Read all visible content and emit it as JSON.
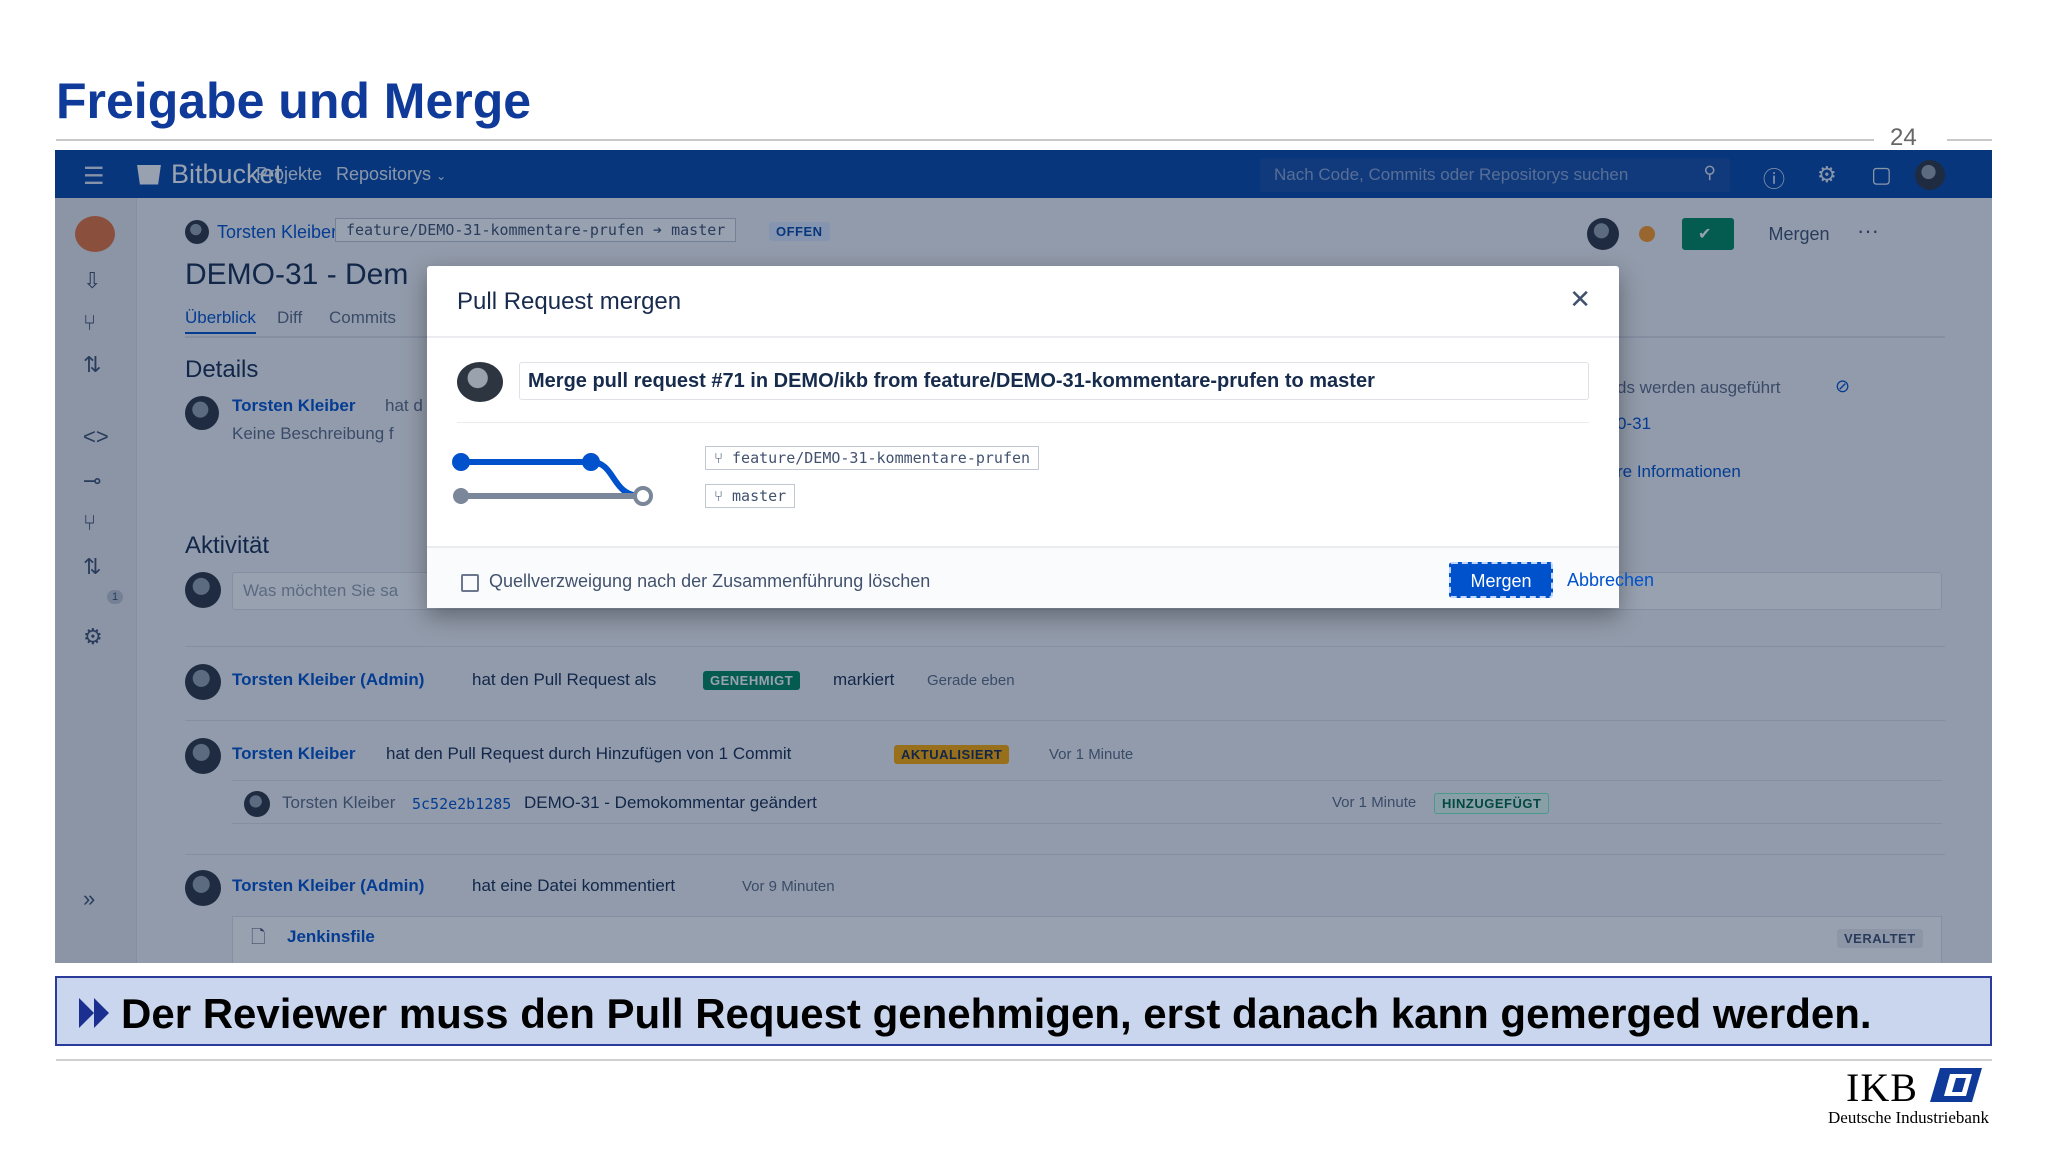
{
  "slide": {
    "title": "Freigabe und Merge",
    "page_number": "24",
    "callout": "Der Reviewer muss den Pull Request genehmigen, erst danach kann gemerged werden.",
    "logo_text": "IKB",
    "logo_subtext": "Deutsche Industriebank"
  },
  "topbar": {
    "brand": "Bitbucket",
    "nav": [
      "Projekte",
      "Repositorys"
    ],
    "search_placeholder": "Nach Code, Commits oder Repositorys suchen"
  },
  "pr_header": {
    "author": "Torsten Kleiber",
    "source_branch": "feature/DEMO-31-kommentare-prufen",
    "target_branch": "master",
    "status": "OFFEN",
    "merge_button": "Mergen",
    "more": "···"
  },
  "pr": {
    "title": "DEMO-31 - Dem",
    "tabs": [
      "Überblick",
      "Diff",
      "Commits"
    ],
    "details_heading": "Details",
    "details_author": "Torsten Kleiber",
    "details_author_suffix": "hat d",
    "details_desc": "Keine Beschreibung f",
    "right_col": [
      "ds werden ausgeführt",
      "0-31",
      "re Informationen"
    ],
    "activity_heading": "Aktivität",
    "comment_placeholder": "Was möchten Sie sa"
  },
  "activity": [
    {
      "user": "Torsten Kleiber (Admin)",
      "text1": "hat den Pull Request als",
      "badge": "GENEHMIGT",
      "text2": "markiert",
      "time": "Gerade eben"
    },
    {
      "user": "Torsten Kleiber",
      "text1": "hat den Pull Request durch Hinzufügen von 1 Commit",
      "badge": "AKTUALISIERT",
      "time": "Vor 1 Minute"
    },
    {
      "user": "Torsten Kleiber (Admin)",
      "text1": "hat eine Datei kommentiert",
      "time": "Vor 9 Minuten"
    }
  ],
  "commit_row": {
    "author": "Torsten Kleiber",
    "hash": "5c52e2b1285",
    "message": "DEMO-31 - Demokommentar geändert",
    "time": "Vor 1 Minute",
    "badge": "HINZUGEFÜGT"
  },
  "file_row": {
    "file": "Jenkinsfile",
    "badge": "VERALTET"
  },
  "sidebar_badge": "1",
  "modal": {
    "title": "Pull Request mergen",
    "commit_message": "Merge pull request #71 in DEMO/ikb from feature/DEMO-31-kommentare-prufen to master",
    "source_branch": "feature/DEMO-31-kommentare-prufen",
    "target_branch": "master",
    "checkbox_label": "Quellverzweigung nach der Zusammenführung löschen",
    "primary_button": "Mergen",
    "cancel_button": "Abbrechen"
  },
  "colors": {
    "brand": "#0747a6",
    "primary": "#0052cc",
    "title": "#0f3a9a",
    "approved": "#00875a",
    "updated": "#ffab00"
  }
}
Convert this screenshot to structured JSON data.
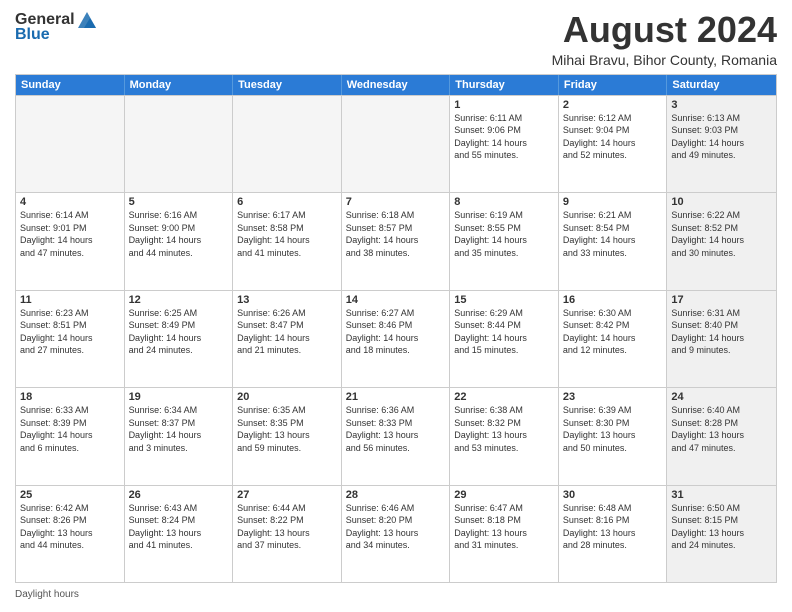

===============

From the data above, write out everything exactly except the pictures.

● Worked solution:
Read all visible content and emit it as JSON.
{
  "slide": {
    "title": "Freigabe und Merge",
    "page_number": "24",
    "callout": "Der Reviewer muss den Pull Request genehmigen, erst danach kann gemerged werden.",
    "logo_text": "IKB",
    "logo_subtext": "Deutsche Industriebank"
  },
  "topbar": {
    "brand": "Bitbucket",
    "nav": [
      "Projekte",
      "Repositorys"
    ],
    "search_placeholder": "Nach Code, Commits oder Repositorys suchen"
  },
  "pr_header": {
    "author": "Torsten Kleiber",
    "source_branch": "feature/DEMO-31-kommentare-prufen",
    "target_branch": "master",
    "status": "OFFEN",
    "merge_button": "Mergen",
    "more": "···"
  },
  "pr": {
    "title": "DEMO-31 - Dem",
    "tabs": [
      "Überblick",
      "Diff",
      "Commits"
    ],
    "details_heading": "Details",
    "details_author": "Torsten Kleiber",
    "details_author_suffix": "hat d",
    "details_desc": "Keine Beschreibung f",
    "right_col": [
      "ds werden ausgeführt",
      "0-31",
      "re Informationen"
    ],
    "activity_heading": "Aktivität",
    "comment_placeholder": "Was möchten Sie sa"
  },
  "activity": [
    {
      "user": "Torsten Kleiber (Admin)",
      "text1": "hat den Pull Request als",
      "badge": "GENEHMIGT",
      "text2": "markiert",
      "time": "Gerade eben"
    },
    {
      "user": "Torsten Kleiber",
      "text1": "hat den Pull Request durch Hinzufügen von 1 Commit",
      "badge": "AKTUALISIERT",
      "time": "Vor 1 Minute"
    },
    {
      "user": "Torsten Kleiber (Admin)",
      "text1": "hat eine Datei kommentiert",
      "time": "Vor 9 Minuten"
    }
  ],
  "commit_row": {
    "author": "Torsten Kleiber",
    "hash": "5c52e2b1285",
    "message": "DEMO-31 - Demokommentar geändert",
    "time": "Vor 1 Minute",
    "badge": "HINZUGEFÜGT"
  },
  "file_row": {
    "file": "Jenkinsfile",
    "badge": "VERALTET"
  },
  "sidebar_badge": "1",
  "modal": {
    "title": "Pull Request mergen",
    "commit_message": "Merge pull request #71 in DEMO/ikb from feature/DEMO-31-kommentare-prufen to master",
    "source_branch": "feature/DEMO-31-kommentare-prufen",
    "target_branch": "master",
    "checkbox_label": "Quellverzweigung nach der Zusammenführung löschen",
    "primary_button": "Mergen",
    "cancel_button": "Abbrechen"
  },
  "colors": {
    "brand": "#0747a6",
    "primary": "#0052cc",
    "title": "#0f3a9a",
    "approved": "#00875a",
    "updated": "#ffab00"
  }
}
Convert this screenshot to structured JSON data.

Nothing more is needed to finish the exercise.